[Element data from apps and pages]

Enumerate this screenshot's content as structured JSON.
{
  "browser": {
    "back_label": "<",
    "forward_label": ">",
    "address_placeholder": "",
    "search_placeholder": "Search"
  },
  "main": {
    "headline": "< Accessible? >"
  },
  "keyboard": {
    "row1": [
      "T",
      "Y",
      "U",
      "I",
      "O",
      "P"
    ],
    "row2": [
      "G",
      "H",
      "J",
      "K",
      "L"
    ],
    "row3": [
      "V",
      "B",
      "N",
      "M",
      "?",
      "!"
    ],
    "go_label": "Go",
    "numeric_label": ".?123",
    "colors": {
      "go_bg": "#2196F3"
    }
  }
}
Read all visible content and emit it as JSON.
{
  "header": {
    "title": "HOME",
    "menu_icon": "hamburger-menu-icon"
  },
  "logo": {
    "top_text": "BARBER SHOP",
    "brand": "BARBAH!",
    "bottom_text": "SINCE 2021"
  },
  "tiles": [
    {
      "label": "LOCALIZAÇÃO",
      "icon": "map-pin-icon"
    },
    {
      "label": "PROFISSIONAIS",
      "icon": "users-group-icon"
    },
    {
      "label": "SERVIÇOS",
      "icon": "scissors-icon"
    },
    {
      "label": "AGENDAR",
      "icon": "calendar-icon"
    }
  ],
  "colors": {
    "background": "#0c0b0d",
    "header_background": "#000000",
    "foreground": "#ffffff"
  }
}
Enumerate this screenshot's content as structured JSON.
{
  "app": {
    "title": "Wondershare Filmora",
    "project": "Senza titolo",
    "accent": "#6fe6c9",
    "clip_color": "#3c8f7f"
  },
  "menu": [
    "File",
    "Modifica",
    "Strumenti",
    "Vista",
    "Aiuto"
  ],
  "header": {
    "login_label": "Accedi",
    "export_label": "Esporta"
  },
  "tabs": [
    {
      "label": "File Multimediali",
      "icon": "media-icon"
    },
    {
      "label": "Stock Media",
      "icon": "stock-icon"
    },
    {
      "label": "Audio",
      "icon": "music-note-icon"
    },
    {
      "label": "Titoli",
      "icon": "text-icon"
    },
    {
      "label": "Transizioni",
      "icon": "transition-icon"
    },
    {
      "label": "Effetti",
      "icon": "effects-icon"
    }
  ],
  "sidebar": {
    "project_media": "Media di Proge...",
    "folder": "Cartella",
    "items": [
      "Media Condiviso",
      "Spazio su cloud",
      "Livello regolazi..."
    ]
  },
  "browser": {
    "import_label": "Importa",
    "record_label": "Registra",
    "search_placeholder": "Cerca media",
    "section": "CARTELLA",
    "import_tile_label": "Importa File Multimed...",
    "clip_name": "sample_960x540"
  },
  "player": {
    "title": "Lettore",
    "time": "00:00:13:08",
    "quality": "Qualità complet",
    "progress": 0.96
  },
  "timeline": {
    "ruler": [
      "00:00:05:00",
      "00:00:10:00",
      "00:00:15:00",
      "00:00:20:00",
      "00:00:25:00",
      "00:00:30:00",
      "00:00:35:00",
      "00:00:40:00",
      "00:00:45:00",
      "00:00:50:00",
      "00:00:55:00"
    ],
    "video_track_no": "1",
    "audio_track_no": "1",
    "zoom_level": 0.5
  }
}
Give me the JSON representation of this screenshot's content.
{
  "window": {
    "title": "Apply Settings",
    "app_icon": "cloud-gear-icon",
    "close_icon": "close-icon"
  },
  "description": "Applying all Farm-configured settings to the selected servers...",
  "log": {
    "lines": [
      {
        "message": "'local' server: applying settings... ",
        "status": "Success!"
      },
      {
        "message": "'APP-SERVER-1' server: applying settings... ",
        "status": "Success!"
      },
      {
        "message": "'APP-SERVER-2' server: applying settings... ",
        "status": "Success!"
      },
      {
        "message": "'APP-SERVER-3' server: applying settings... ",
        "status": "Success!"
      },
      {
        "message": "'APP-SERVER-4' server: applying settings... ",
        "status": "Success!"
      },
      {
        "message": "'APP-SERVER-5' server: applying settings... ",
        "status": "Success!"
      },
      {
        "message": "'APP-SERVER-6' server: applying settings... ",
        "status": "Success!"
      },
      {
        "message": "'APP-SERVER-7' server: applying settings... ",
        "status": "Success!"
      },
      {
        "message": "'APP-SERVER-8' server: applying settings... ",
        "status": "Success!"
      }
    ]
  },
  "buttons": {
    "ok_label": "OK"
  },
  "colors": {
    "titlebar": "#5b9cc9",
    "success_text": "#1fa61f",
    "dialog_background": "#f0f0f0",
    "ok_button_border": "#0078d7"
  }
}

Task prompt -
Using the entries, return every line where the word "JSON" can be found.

Response area -
Enumerate this screenshot's content as structured JSON.
Read all visible content and emit it as JSON.
Enumerate this screenshot's content as structured JSON.
Give me the JSON representation of this screenshot's content.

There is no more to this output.